Frequently Asked Questions about HSAs
How much money can I deposit each year into my HSA?
The limit to how much money can be withdrawn tax-free from your paycheck and used for your HSA as of this writing is $3000 for individuals and $6,000 for families. The pre-tax issue is a little complicated – you can only have that amount of money withdrawn on a pre-tax basis if your employer is offering a high deductible insurance plan (ask your administrator if you are unclear). If not, you can still deduct your deposits to your Health Savings Account, but not until tax time.
Can my employer contribute to my HSA, or does it all have to come from me?
While the overall limit still applies, your employer can make some of the contribution. For example, some employers may find that their costs when using high deductible insurance plans go down so much that they can afford to pay into employees’ health savings account and still save money.
What are the differences between health savings accounts and flexible spending accounts?
The biggest difference between FSAs and HSAs is the ability to roll money over year after year. The “plan year” limitations of FSAs is a major complication for some, especially when it comes to FSAs for medical expenses. The other major difference is that Health Savings Accounts are portable – if you move jobs or even retire you can keep the balance in your health savings account.
Can I have both a FSA and HSA?
In most cases you cannot have both types of accounts (if the FSA is for medical expenses)
Under what circumstances can money be withdrawn from a health savings account for non-medical purposes?

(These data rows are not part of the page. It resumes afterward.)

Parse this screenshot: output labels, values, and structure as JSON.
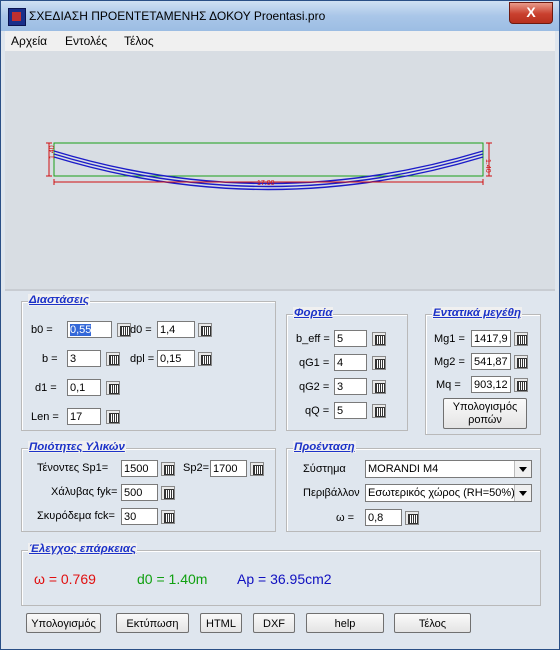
{
  "window": {
    "title": "ΣΧΕΔΙΑΣΗ ΠΡΟΕΝΤΕΤΑΜΕΝΗΣ ΔΟΚΟΥ  Proentasi.pro",
    "close_symbol": "X"
  },
  "menu": [
    "Αρχεία",
    "Εντολές",
    "Τέλος"
  ],
  "drawing": {
    "length_label": "17.00",
    "left_dim": "1.40",
    "right_dim": "1.40",
    "colors": {
      "beam": "#1aa01a",
      "tendon": "#1c1cc8",
      "dims": "#d01010"
    }
  },
  "dimensions": {
    "title": "Διαστάσεις",
    "b0_label": "b0 =",
    "b0": "0,55",
    "d0_label": "d0 =",
    "d0": "1,4",
    "b_label": "b =",
    "b": "3",
    "dpl_label": "dpl =",
    "dpl": "0,15",
    "d1_label": "d1 =",
    "d1": "0,1",
    "len_label": "Len =",
    "len": "17"
  },
  "loads": {
    "title": "Φορτία",
    "beff_label": "b_eff =",
    "beff": "5",
    "qg1_label": "qG1 =",
    "qg1": "4",
    "qg2_label": "qG2 =",
    "qg2": "3",
    "qq_label": "qQ =",
    "qq": "5"
  },
  "forces": {
    "title": "Εντατικά μεγέθη",
    "mg1_label": "Mg1 =",
    "mg1": "1417,9",
    "mg2_label": "Mg2 =",
    "mg2": "541,87",
    "mq_label": "Mq =",
    "mq": "903,12",
    "button_line1": "Υπολογισμός",
    "button_line2": "ροπών"
  },
  "materials": {
    "title": "Ποιότητες Υλικών",
    "tendons_label": "Τένοντες  Sp1=",
    "sp1": "1500",
    "sp2_label": "Sp2=",
    "sp2": "1700",
    "steel_label": "Χάλυβας fyk=",
    "fyk": "500",
    "concrete_label": "Σκυρόδεμα fck=",
    "fck": "30"
  },
  "prestress": {
    "title": "Προένταση",
    "system_label": "Σύστημα",
    "system": "MORANDI M4",
    "env_label": "Περιβάλλον",
    "env": "Εσωτερικός χώρος (RH=50%)",
    "omega_label": "ω =",
    "omega": "0,8"
  },
  "check": {
    "title": "Έλεγχος επάρκειας",
    "omega_result": "ω = 0.769",
    "d0_result": "d0 = 1.40m",
    "ap_result": "Ap = 36.95cm2",
    "colors": {
      "omega": "#e01010",
      "d0": "#10a010",
      "ap": "#1010c0"
    }
  },
  "buttons": {
    "calc": "Υπολογισμός",
    "print": "Εκτύπωση",
    "html": "HTML",
    "dxf": "DXF",
    "help": "help",
    "exit": "Τέλος"
  }
}
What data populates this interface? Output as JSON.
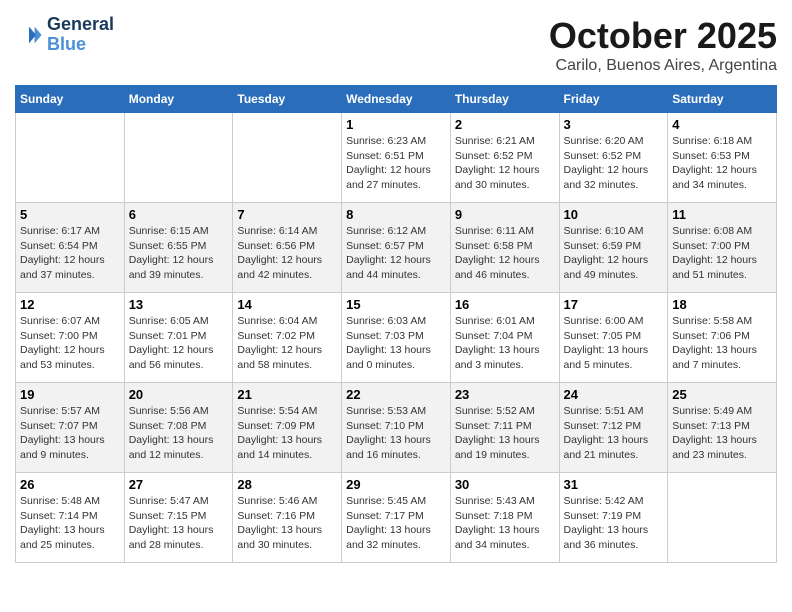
{
  "logo": {
    "line1": "General",
    "line2": "Blue"
  },
  "title": "October 2025",
  "subtitle": "Carilo, Buenos Aires, Argentina",
  "headers": [
    "Sunday",
    "Monday",
    "Tuesday",
    "Wednesday",
    "Thursday",
    "Friday",
    "Saturday"
  ],
  "weeks": [
    [
      {
        "day": "",
        "sunrise": "",
        "sunset": "",
        "daylight": ""
      },
      {
        "day": "",
        "sunrise": "",
        "sunset": "",
        "daylight": ""
      },
      {
        "day": "",
        "sunrise": "",
        "sunset": "",
        "daylight": ""
      },
      {
        "day": "1",
        "sunrise": "Sunrise: 6:23 AM",
        "sunset": "Sunset: 6:51 PM",
        "daylight": "Daylight: 12 hours and 27 minutes."
      },
      {
        "day": "2",
        "sunrise": "Sunrise: 6:21 AM",
        "sunset": "Sunset: 6:52 PM",
        "daylight": "Daylight: 12 hours and 30 minutes."
      },
      {
        "day": "3",
        "sunrise": "Sunrise: 6:20 AM",
        "sunset": "Sunset: 6:52 PM",
        "daylight": "Daylight: 12 hours and 32 minutes."
      },
      {
        "day": "4",
        "sunrise": "Sunrise: 6:18 AM",
        "sunset": "Sunset: 6:53 PM",
        "daylight": "Daylight: 12 hours and 34 minutes."
      }
    ],
    [
      {
        "day": "5",
        "sunrise": "Sunrise: 6:17 AM",
        "sunset": "Sunset: 6:54 PM",
        "daylight": "Daylight: 12 hours and 37 minutes."
      },
      {
        "day": "6",
        "sunrise": "Sunrise: 6:15 AM",
        "sunset": "Sunset: 6:55 PM",
        "daylight": "Daylight: 12 hours and 39 minutes."
      },
      {
        "day": "7",
        "sunrise": "Sunrise: 6:14 AM",
        "sunset": "Sunset: 6:56 PM",
        "daylight": "Daylight: 12 hours and 42 minutes."
      },
      {
        "day": "8",
        "sunrise": "Sunrise: 6:12 AM",
        "sunset": "Sunset: 6:57 PM",
        "daylight": "Daylight: 12 hours and 44 minutes."
      },
      {
        "day": "9",
        "sunrise": "Sunrise: 6:11 AM",
        "sunset": "Sunset: 6:58 PM",
        "daylight": "Daylight: 12 hours and 46 minutes."
      },
      {
        "day": "10",
        "sunrise": "Sunrise: 6:10 AM",
        "sunset": "Sunset: 6:59 PM",
        "daylight": "Daylight: 12 hours and 49 minutes."
      },
      {
        "day": "11",
        "sunrise": "Sunrise: 6:08 AM",
        "sunset": "Sunset: 7:00 PM",
        "daylight": "Daylight: 12 hours and 51 minutes."
      }
    ],
    [
      {
        "day": "12",
        "sunrise": "Sunrise: 6:07 AM",
        "sunset": "Sunset: 7:00 PM",
        "daylight": "Daylight: 12 hours and 53 minutes."
      },
      {
        "day": "13",
        "sunrise": "Sunrise: 6:05 AM",
        "sunset": "Sunset: 7:01 PM",
        "daylight": "Daylight: 12 hours and 56 minutes."
      },
      {
        "day": "14",
        "sunrise": "Sunrise: 6:04 AM",
        "sunset": "Sunset: 7:02 PM",
        "daylight": "Daylight: 12 hours and 58 minutes."
      },
      {
        "day": "15",
        "sunrise": "Sunrise: 6:03 AM",
        "sunset": "Sunset: 7:03 PM",
        "daylight": "Daylight: 13 hours and 0 minutes."
      },
      {
        "day": "16",
        "sunrise": "Sunrise: 6:01 AM",
        "sunset": "Sunset: 7:04 PM",
        "daylight": "Daylight: 13 hours and 3 minutes."
      },
      {
        "day": "17",
        "sunrise": "Sunrise: 6:00 AM",
        "sunset": "Sunset: 7:05 PM",
        "daylight": "Daylight: 13 hours and 5 minutes."
      },
      {
        "day": "18",
        "sunrise": "Sunrise: 5:58 AM",
        "sunset": "Sunset: 7:06 PM",
        "daylight": "Daylight: 13 hours and 7 minutes."
      }
    ],
    [
      {
        "day": "19",
        "sunrise": "Sunrise: 5:57 AM",
        "sunset": "Sunset: 7:07 PM",
        "daylight": "Daylight: 13 hours and 9 minutes."
      },
      {
        "day": "20",
        "sunrise": "Sunrise: 5:56 AM",
        "sunset": "Sunset: 7:08 PM",
        "daylight": "Daylight: 13 hours and 12 minutes."
      },
      {
        "day": "21",
        "sunrise": "Sunrise: 5:54 AM",
        "sunset": "Sunset: 7:09 PM",
        "daylight": "Daylight: 13 hours and 14 minutes."
      },
      {
        "day": "22",
        "sunrise": "Sunrise: 5:53 AM",
        "sunset": "Sunset: 7:10 PM",
        "daylight": "Daylight: 13 hours and 16 minutes."
      },
      {
        "day": "23",
        "sunrise": "Sunrise: 5:52 AM",
        "sunset": "Sunset: 7:11 PM",
        "daylight": "Daylight: 13 hours and 19 minutes."
      },
      {
        "day": "24",
        "sunrise": "Sunrise: 5:51 AM",
        "sunset": "Sunset: 7:12 PM",
        "daylight": "Daylight: 13 hours and 21 minutes."
      },
      {
        "day": "25",
        "sunrise": "Sunrise: 5:49 AM",
        "sunset": "Sunset: 7:13 PM",
        "daylight": "Daylight: 13 hours and 23 minutes."
      }
    ],
    [
      {
        "day": "26",
        "sunrise": "Sunrise: 5:48 AM",
        "sunset": "Sunset: 7:14 PM",
        "daylight": "Daylight: 13 hours and 25 minutes."
      },
      {
        "day": "27",
        "sunrise": "Sunrise: 5:47 AM",
        "sunset": "Sunset: 7:15 PM",
        "daylight": "Daylight: 13 hours and 28 minutes."
      },
      {
        "day": "28",
        "sunrise": "Sunrise: 5:46 AM",
        "sunset": "Sunset: 7:16 PM",
        "daylight": "Daylight: 13 hours and 30 minutes."
      },
      {
        "day": "29",
        "sunrise": "Sunrise: 5:45 AM",
        "sunset": "Sunset: 7:17 PM",
        "daylight": "Daylight: 13 hours and 32 minutes."
      },
      {
        "day": "30",
        "sunrise": "Sunrise: 5:43 AM",
        "sunset": "Sunset: 7:18 PM",
        "daylight": "Daylight: 13 hours and 34 minutes."
      },
      {
        "day": "31",
        "sunrise": "Sunrise: 5:42 AM",
        "sunset": "Sunset: 7:19 PM",
        "daylight": "Daylight: 13 hours and 36 minutes."
      },
      {
        "day": "",
        "sunrise": "",
        "sunset": "",
        "daylight": ""
      }
    ]
  ]
}
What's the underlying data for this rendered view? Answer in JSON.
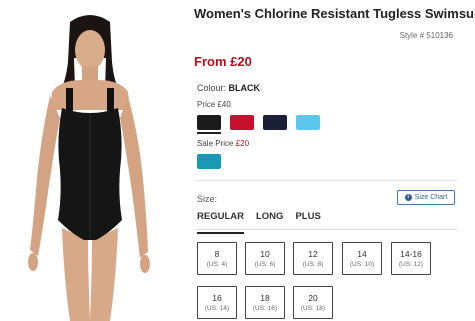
{
  "product": {
    "title": "Women's Chlorine Resistant Tugless Swimsuit",
    "style": "Style # 510136",
    "price_from": "From £20"
  },
  "colour": {
    "label": "Colour:",
    "selected": "BLACK",
    "regular_price_label": "Price £40",
    "regular_swatches": [
      {
        "name": "black",
        "color": "#1b1b1b"
      },
      {
        "name": "red",
        "color": "#c8102e"
      },
      {
        "name": "navy",
        "color": "#1a2035"
      },
      {
        "name": "light-blue",
        "color": "#5bc6ee"
      }
    ],
    "sale_label": "Sale Price",
    "sale_price": "£20",
    "sale_swatches": [
      {
        "name": "teal",
        "color": "#1a98b4"
      }
    ]
  },
  "size": {
    "label": "Size:",
    "chart_label": "Size Chart",
    "tabs": [
      {
        "label": "REGULAR",
        "active": true
      },
      {
        "label": "LONG",
        "active": false
      },
      {
        "label": "PLUS",
        "active": false
      }
    ],
    "options": [
      {
        "size": "8",
        "us": "(US: 4)"
      },
      {
        "size": "10",
        "us": "(US: 6)"
      },
      {
        "size": "12",
        "us": "(US: 8)"
      },
      {
        "size": "14",
        "us": "(US: 10)"
      },
      {
        "size": "14-16",
        "us": "(US: 12)"
      },
      {
        "size": "16",
        "us": "(US: 14)"
      },
      {
        "size": "18",
        "us": "(US: 16)"
      },
      {
        "size": "20",
        "us": "(US: 18)"
      }
    ]
  },
  "icons": {
    "info": "info-icon"
  }
}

If you are under 65 you can withdraw money from your HSA for any reason, but you will not only pay a 20% penalty, but you will also pay back the tax savings that were only meant for money saved for medical purposes. Once you turn 65 the penalty goes away, but you still have to pay back the tax savings.